06 January 2016
For two decades we’ve been transfixed by Carlos Acosta’s fearlessness, power, god-like aura and catch-your-breath sex appeal. I could go on. But even gods have to call time when pain is a constant companion. So, at 42, Acosta is giving up the hugely demanding classical repertoire before it gives up on him, to focus on contemporary dance and choreography.
He started life as a Havana street urchin, the last of eleven children, and heading for trouble. When his father discovered that the local ballet school not only dished out hefty doses of discipline, but also provided three square meals a day, he promptly enrolled young Carlos. The rest is history. Sent to Turin at 16 on a cultural exchange, he went on to win the international Prix de Lausanne gold medal. At 18 he was the English National Ballet’s principal dancer, and the Royal Ballet’s from 1998.
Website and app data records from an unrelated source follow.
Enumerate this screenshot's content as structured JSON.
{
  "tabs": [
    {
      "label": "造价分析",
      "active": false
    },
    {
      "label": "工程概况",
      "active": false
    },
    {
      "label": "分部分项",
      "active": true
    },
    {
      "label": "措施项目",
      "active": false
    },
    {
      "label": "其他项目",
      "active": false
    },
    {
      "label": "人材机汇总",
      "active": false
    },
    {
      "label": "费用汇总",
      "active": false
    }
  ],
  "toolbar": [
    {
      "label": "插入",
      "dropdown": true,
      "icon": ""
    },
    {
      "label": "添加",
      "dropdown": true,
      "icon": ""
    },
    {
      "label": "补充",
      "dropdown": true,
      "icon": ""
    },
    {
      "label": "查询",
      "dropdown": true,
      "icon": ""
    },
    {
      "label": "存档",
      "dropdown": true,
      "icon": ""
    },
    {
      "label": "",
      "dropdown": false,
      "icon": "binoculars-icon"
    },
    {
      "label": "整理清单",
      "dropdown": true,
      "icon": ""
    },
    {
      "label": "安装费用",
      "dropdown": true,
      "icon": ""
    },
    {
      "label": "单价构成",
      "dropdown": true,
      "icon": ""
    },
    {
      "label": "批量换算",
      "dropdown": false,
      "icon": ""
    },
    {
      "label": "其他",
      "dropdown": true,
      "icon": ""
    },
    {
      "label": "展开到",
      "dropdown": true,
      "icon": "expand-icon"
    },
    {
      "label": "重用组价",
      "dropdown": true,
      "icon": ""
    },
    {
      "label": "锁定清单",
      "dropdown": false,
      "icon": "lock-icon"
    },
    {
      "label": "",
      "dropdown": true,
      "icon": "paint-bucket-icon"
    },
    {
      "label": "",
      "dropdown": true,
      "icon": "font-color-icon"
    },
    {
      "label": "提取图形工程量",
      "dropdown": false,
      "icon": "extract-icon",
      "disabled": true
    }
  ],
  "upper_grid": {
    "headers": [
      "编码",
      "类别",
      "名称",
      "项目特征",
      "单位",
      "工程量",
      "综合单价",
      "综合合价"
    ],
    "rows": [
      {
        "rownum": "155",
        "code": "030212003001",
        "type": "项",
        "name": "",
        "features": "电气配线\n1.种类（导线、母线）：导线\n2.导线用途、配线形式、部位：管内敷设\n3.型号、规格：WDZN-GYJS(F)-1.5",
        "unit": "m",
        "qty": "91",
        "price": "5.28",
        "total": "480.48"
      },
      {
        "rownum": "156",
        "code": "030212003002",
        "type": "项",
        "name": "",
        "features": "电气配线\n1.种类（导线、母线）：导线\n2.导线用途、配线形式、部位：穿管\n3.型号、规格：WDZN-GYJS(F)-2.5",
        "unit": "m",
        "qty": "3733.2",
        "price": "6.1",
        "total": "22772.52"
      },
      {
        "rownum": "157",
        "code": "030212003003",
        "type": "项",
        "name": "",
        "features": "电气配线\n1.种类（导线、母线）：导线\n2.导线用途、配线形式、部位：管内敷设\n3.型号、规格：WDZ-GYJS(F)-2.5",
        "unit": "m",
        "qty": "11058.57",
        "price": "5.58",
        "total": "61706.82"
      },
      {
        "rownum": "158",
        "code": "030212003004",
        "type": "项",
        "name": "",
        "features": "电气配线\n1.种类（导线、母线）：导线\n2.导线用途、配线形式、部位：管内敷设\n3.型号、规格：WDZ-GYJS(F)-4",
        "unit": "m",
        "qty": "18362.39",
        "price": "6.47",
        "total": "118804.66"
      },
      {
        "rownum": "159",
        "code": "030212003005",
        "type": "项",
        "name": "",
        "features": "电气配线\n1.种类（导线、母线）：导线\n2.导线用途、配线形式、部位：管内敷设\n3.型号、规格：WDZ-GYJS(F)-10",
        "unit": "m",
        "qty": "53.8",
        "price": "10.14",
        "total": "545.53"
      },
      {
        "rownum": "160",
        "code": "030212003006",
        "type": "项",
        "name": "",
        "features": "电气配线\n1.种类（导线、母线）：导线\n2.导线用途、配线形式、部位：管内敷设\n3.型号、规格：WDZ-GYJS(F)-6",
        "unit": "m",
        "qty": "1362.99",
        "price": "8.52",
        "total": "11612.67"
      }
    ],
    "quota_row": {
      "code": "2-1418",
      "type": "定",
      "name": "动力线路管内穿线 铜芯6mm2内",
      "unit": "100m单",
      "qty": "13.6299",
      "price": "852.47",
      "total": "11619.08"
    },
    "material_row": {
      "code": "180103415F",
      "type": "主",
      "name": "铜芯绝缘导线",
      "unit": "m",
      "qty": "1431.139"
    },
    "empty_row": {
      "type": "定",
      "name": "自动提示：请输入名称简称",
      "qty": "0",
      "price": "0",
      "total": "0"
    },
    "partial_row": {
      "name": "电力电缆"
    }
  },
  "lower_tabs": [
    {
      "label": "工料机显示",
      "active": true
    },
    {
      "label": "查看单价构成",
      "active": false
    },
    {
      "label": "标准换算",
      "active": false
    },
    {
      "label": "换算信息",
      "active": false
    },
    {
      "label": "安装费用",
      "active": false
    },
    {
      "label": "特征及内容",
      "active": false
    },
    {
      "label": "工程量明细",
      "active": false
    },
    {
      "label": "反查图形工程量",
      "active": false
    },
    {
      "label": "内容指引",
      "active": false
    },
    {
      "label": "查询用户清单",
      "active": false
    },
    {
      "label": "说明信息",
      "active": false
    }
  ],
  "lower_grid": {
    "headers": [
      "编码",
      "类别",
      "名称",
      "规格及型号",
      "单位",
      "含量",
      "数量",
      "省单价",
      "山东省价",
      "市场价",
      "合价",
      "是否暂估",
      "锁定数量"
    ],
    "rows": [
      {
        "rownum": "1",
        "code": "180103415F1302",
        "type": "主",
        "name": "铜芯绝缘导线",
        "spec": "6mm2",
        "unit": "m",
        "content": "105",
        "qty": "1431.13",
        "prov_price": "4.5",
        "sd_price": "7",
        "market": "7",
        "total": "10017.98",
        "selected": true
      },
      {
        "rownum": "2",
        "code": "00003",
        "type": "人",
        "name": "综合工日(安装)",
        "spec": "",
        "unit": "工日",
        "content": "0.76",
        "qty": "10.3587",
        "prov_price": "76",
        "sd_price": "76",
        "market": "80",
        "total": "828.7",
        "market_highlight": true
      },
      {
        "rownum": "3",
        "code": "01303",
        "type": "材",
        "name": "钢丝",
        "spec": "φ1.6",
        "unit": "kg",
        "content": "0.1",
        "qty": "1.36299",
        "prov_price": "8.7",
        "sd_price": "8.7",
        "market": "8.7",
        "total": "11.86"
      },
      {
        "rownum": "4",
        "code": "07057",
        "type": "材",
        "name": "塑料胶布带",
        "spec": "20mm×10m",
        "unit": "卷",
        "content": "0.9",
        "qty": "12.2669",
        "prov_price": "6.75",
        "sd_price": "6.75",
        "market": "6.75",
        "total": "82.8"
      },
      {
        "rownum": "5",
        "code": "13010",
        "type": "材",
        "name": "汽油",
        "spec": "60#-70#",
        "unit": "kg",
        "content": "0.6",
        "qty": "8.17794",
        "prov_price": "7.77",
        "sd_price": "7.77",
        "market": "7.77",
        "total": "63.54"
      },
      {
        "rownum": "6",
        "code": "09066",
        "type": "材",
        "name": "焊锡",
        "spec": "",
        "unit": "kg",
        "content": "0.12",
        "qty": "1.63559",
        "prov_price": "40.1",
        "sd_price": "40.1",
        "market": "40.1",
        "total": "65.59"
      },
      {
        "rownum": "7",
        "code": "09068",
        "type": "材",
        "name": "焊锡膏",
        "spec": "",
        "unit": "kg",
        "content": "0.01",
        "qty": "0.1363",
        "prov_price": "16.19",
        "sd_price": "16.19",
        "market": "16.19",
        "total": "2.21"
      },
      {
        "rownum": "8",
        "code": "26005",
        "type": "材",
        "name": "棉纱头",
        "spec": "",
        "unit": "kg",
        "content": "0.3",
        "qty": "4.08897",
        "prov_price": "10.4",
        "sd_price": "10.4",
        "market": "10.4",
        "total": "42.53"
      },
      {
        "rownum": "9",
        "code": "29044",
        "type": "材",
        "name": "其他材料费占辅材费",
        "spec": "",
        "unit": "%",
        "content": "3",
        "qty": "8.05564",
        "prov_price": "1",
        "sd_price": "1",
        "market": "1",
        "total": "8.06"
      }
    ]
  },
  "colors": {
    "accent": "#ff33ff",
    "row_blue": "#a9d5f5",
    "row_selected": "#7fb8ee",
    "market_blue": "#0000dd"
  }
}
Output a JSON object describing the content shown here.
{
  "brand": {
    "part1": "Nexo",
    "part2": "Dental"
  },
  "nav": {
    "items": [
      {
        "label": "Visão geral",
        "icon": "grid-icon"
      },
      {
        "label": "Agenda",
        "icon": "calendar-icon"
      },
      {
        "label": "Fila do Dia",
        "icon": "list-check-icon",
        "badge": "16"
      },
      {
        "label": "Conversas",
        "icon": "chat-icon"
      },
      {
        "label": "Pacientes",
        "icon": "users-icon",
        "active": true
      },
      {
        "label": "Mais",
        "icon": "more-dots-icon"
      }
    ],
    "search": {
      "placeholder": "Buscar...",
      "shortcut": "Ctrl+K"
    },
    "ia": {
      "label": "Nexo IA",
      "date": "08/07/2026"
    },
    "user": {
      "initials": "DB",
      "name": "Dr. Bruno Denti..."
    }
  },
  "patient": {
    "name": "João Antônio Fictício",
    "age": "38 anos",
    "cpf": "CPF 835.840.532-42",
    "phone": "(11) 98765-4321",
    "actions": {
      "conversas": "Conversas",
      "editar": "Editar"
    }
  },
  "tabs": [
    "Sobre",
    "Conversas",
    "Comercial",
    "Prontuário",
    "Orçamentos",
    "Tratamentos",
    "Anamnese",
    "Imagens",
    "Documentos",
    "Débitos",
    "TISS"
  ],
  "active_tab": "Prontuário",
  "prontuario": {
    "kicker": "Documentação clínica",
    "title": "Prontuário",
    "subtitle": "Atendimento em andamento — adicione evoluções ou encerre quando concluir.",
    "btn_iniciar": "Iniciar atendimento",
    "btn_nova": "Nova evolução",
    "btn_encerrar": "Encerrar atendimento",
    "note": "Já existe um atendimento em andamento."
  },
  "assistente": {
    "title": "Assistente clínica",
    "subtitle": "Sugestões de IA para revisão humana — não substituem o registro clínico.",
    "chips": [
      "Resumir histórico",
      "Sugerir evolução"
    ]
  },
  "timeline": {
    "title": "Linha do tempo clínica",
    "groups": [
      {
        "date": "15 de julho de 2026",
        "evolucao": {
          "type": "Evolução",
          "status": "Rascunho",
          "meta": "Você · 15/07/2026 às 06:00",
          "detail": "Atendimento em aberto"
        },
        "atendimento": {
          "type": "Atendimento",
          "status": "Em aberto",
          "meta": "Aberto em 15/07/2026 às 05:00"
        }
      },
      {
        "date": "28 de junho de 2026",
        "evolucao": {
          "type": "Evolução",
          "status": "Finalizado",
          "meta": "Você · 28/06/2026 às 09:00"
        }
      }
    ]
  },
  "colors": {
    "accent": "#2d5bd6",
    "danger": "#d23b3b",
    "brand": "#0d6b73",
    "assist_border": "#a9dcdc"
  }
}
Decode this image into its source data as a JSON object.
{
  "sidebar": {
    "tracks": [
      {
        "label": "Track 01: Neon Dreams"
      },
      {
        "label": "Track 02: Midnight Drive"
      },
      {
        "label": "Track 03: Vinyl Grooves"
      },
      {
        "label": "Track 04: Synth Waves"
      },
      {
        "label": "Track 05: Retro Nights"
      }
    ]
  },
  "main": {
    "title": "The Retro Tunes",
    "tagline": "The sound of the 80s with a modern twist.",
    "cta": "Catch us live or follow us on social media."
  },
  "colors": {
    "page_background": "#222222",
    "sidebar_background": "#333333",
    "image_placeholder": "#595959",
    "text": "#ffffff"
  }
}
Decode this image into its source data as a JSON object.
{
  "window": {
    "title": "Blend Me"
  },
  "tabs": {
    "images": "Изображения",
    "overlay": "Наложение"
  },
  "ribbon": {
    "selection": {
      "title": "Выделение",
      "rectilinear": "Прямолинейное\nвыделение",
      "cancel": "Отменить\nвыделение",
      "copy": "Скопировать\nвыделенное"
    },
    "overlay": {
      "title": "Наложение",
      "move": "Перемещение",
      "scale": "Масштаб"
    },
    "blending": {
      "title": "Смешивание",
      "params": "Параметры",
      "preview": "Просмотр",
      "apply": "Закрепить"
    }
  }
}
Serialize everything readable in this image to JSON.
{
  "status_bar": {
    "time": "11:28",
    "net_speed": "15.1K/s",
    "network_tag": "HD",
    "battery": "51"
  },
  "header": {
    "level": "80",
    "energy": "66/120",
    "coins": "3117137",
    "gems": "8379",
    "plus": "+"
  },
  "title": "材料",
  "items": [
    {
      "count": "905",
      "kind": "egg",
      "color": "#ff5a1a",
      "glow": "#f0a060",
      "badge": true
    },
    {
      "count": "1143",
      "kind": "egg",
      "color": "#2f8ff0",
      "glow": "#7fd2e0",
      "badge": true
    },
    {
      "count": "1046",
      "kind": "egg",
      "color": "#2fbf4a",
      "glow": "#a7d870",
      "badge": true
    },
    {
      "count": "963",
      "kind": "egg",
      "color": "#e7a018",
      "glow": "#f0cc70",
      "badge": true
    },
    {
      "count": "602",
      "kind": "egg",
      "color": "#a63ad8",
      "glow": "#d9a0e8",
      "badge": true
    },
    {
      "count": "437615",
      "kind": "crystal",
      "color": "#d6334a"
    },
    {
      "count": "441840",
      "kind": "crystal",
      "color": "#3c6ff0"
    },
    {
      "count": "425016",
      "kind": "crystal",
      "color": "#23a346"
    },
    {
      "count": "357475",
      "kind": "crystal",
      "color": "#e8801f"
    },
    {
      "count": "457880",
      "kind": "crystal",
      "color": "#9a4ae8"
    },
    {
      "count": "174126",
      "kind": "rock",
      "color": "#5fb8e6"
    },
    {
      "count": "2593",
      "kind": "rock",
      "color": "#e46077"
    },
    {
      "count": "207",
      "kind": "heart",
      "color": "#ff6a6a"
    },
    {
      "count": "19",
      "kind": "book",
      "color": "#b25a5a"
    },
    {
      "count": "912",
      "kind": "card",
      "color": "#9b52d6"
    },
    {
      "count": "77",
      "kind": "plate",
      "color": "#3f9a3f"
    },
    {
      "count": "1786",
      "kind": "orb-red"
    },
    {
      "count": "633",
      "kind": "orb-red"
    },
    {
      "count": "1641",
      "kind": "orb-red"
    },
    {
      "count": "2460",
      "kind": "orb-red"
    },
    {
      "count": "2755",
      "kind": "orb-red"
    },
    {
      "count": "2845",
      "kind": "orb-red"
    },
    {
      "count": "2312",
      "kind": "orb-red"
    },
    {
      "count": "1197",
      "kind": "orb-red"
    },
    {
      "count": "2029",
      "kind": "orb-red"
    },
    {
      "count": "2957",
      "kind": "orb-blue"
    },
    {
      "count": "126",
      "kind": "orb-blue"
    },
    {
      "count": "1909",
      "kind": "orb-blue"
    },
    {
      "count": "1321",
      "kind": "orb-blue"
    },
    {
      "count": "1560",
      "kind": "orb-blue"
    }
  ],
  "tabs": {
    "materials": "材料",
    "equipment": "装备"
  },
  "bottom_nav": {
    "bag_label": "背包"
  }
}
Acosta’s backstory serves only to bring his virtuoso technique, musicality and athletic grace into even starker relief. Add to this the bucket-loads of charisma, charm and intelligence that have earned him the soubriquet ‘the Cuban sex missile’, and it’s easy to understand the devotion he inspires. So it was that his farewell performance on 13 December at the London Coliseum was a wildly exhilarating extravaganza that brought the house to its feet cheering, chanting and calling for more. In the company of his Royal Ballet peers, Marianela Nuñez, Zenaida Yanowsky, Yuhui Choe, Valeri Hristov, Thiago Soares, Anna Rose O’Sullivan, Tierney Heap and Nehemiah Kish, he delivered a series of excerpts from the classics packed with heart-stopping, high-risk pyrotechnics. Erotic and sensuous, terrifying and thrilling, it was an epic last hurrah. To paraphrase Dostoevsky: “The brighter the star, the darker the night.”